Zeiss VR One Plus
Rounding out the 'souped-up Google Cardboard headset' roster is the Zeiss VR One Plus, a universal VR frame compatible with most iOS and Android 4.7in to 5.5in smartphones.
Coming in at the higher end, it's a little dissapointing that the One Plus doesn't include a controller out of the box (especially as it doesn't have any button controls), but the optics and Zeiss lenses guarantee an impressive VR experience.
Sony's PlayStation VR is the most comfortable headset among VR's higher echelons and, thanks to its PS4 family ties, boasts the best library of VR video games available on any platform.
Whether you are donning the cape and cowl in Batman: Arkham VR, hitting the throttle in DriveClub or spooking yourself silly in Until Dawn: Rush of Blood, PSVR promises a bright future for virtual reality gaming.
If you want to play with motion controllers you can pick up a PlayStation Move bundle here, otherwise most games play nicely with the PS4's DualShock 4.
Razer OSVR – HDK 2
Razer's second-generation OSVR headset is the cheapest way into the high-end PC-powered virtual reality market and makes a perfect gift for tech-tinkerers thanks to its modular design.
The single-camera tracking is limited compared with its closest rivals, but SteamVR compatibility opens up the world of VR content found on the HTC Vive for almost half the price. The lack of a bundled controller is a bit of a downside, but the option to pick apart and upgrade the headset when new tech arrives is a real plus for dedicated VR enthusiasts.
The harbinger of the modern-day wave of virtual reality, the Oculus Rift earns its hefty cost price thanks to its impressive design and specs. The Facebook-owned Oculus may have had a few PR nightmares this year, but the quality of its marquee head-mounted display speaks for itself.
The consumer release has enjoyed a number of software updates since its launch in early 2016, with enhanced room-scale tracking capabilities and support for the optional Oculus Touch motion controllers (Xbox One gamepad included as standard) improving an already brilliant piece of PC-based hardware – as long as your rig is up to snuff.

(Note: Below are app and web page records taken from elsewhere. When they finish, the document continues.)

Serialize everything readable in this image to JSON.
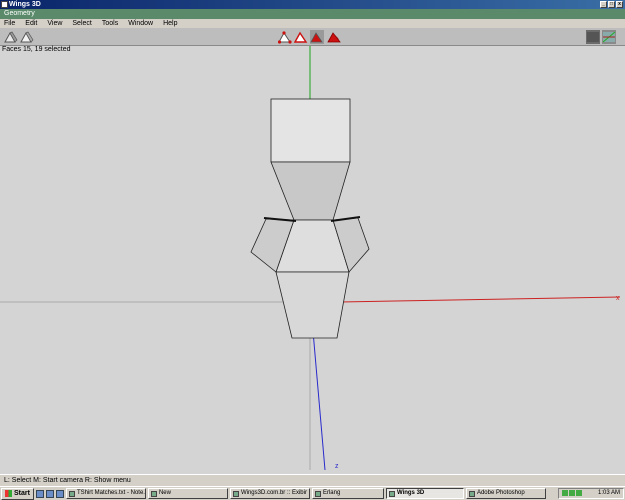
{
  "window": {
    "title": "Wings 3D",
    "caption_buttons": [
      "_",
      "□",
      "x"
    ]
  },
  "geometry_title": "Geometry",
  "menu": [
    "File",
    "Edit",
    "View",
    "Select",
    "Tools",
    "Window",
    "Help"
  ],
  "status": "Faces 15, 19 selected",
  "axis_label_z": "z",
  "axis_label_x": "x",
  "helpbar": "L: Select   M: Start camera   R: Show menu",
  "taskbar": {
    "start": "Start",
    "tasks": [
      {
        "label": "TShirt Matches.txt - Note..."
      },
      {
        "label": "New"
      },
      {
        "label": "Wings3D.com.br :: Exibir ..."
      },
      {
        "label": "Erlang"
      },
      {
        "label": "Wings 3D"
      },
      {
        "label": "Adobe Photoshop"
      }
    ],
    "clock": "1:03 AM"
  },
  "colors": {
    "accent_red": "#cc1111",
    "axis_green": "#1ea41e",
    "axis_red": "#cc2222",
    "axis_blue": "#2a2acc",
    "viewport_bg": "#d4d4d4"
  }
}
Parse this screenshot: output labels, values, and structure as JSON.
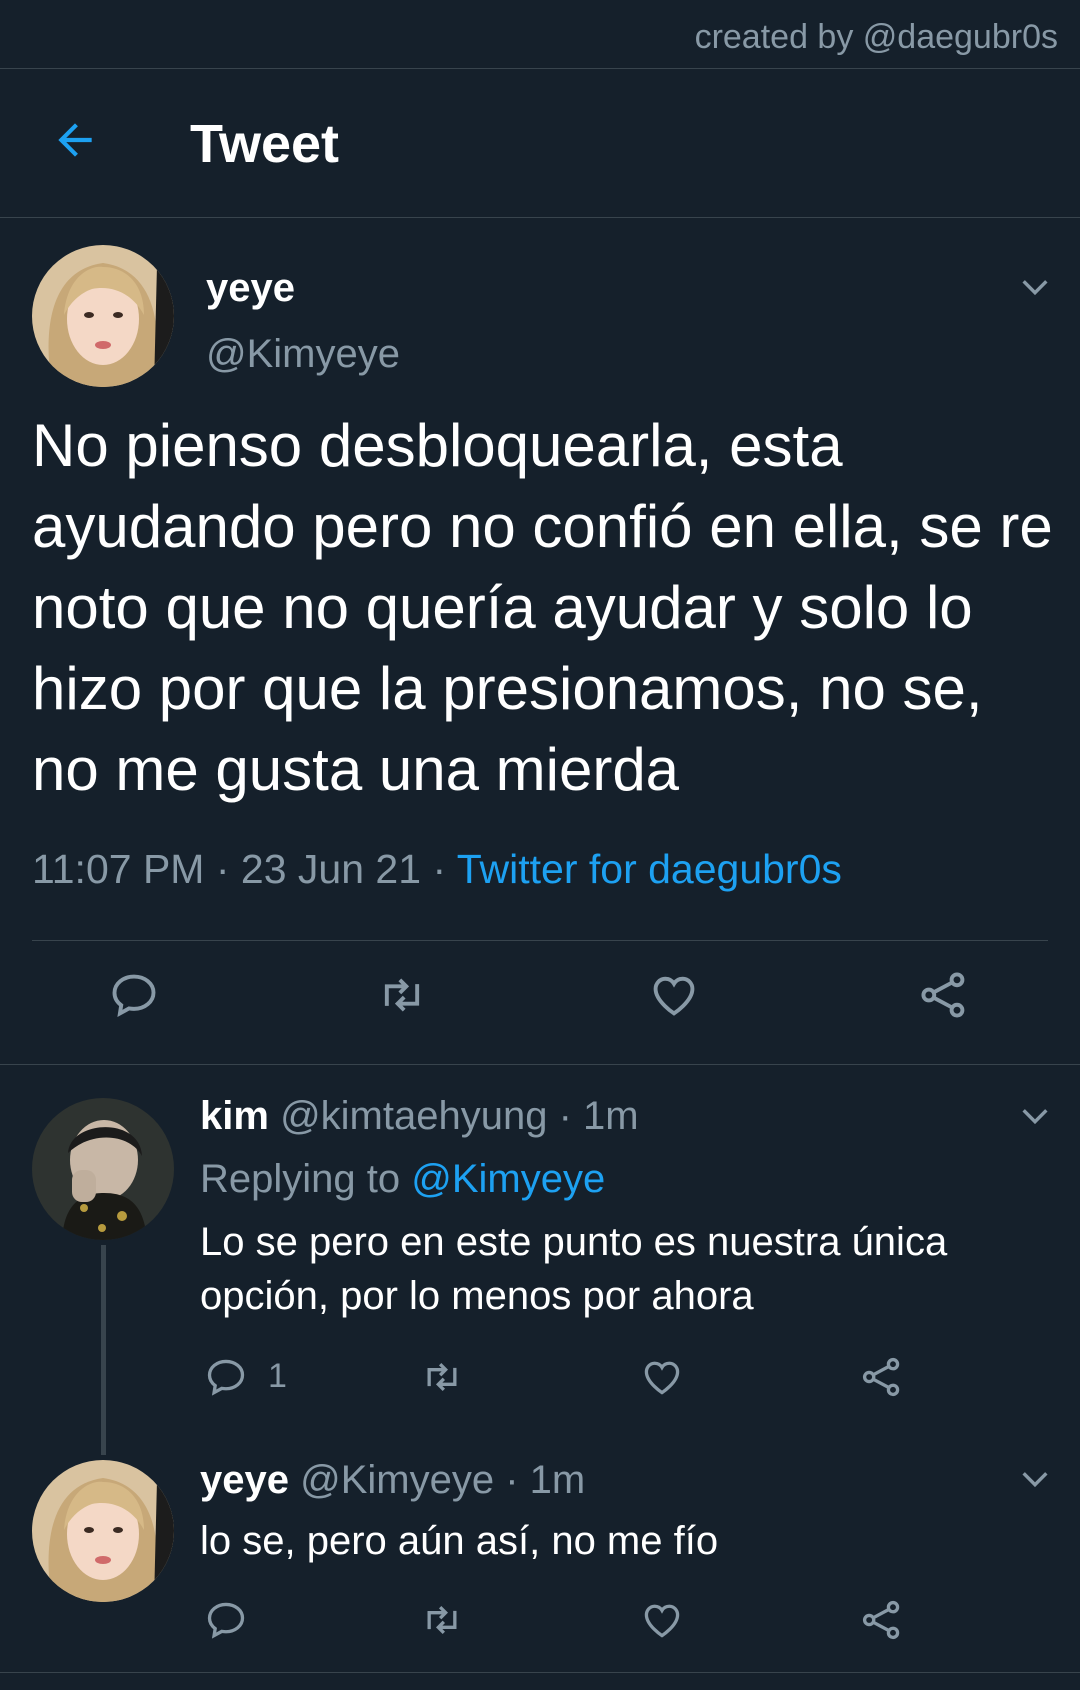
{
  "credit": "created by @daegubr0s",
  "header": {
    "title": "Tweet"
  },
  "tweet": {
    "name": "yeye",
    "handle": "@Kimyeye",
    "text": "No pienso desbloquearla, esta ayudando pero no confió en ella, se re noto que no quería ayudar y solo lo hizo por que la presionamos, no se, no me gusta una mierda",
    "time": "11:07 PM",
    "date": "23 Jun 21",
    "separator": "·",
    "source": "Twitter for daegubr0s"
  },
  "replies": [
    {
      "name": "kim",
      "handle": "@kimtaehyung",
      "separator": "·",
      "time": "1m",
      "replying_prefix": "Replying to",
      "replying_to": "@Kimyeye",
      "text": "Lo se pero en este punto es nuestra única opción, por lo menos por ahora",
      "reply_count": "1"
    },
    {
      "name": "yeye",
      "handle": "@Kimyeye",
      "separator": "·",
      "time": "1m",
      "text": "lo se, pero aún así, no me fío"
    }
  ],
  "colors": {
    "background": "#15202b",
    "accent": "#1da1f2",
    "muted": "#8899a6",
    "divider": "#38444d"
  },
  "icons": [
    "back-arrow-icon",
    "chevron-down-icon",
    "reply-icon",
    "retweet-icon",
    "like-icon",
    "share-icon"
  ]
}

The Alpha and the Omega of virtual reality in 2016, the HTC Vive takes the VR experience beyond just what you can see with room-scale tracking at a breadth of up to 3m by 3m.
Sure, the checklist of PC spec requirements, optimum household space, whopping cost and fiddly set-up process would turn off a lot of VR newbies, but for those looking to go full-hog, Valve and HTC's Vive represents a tremendous feat of tech engineering that sits at the top of the VR mountain.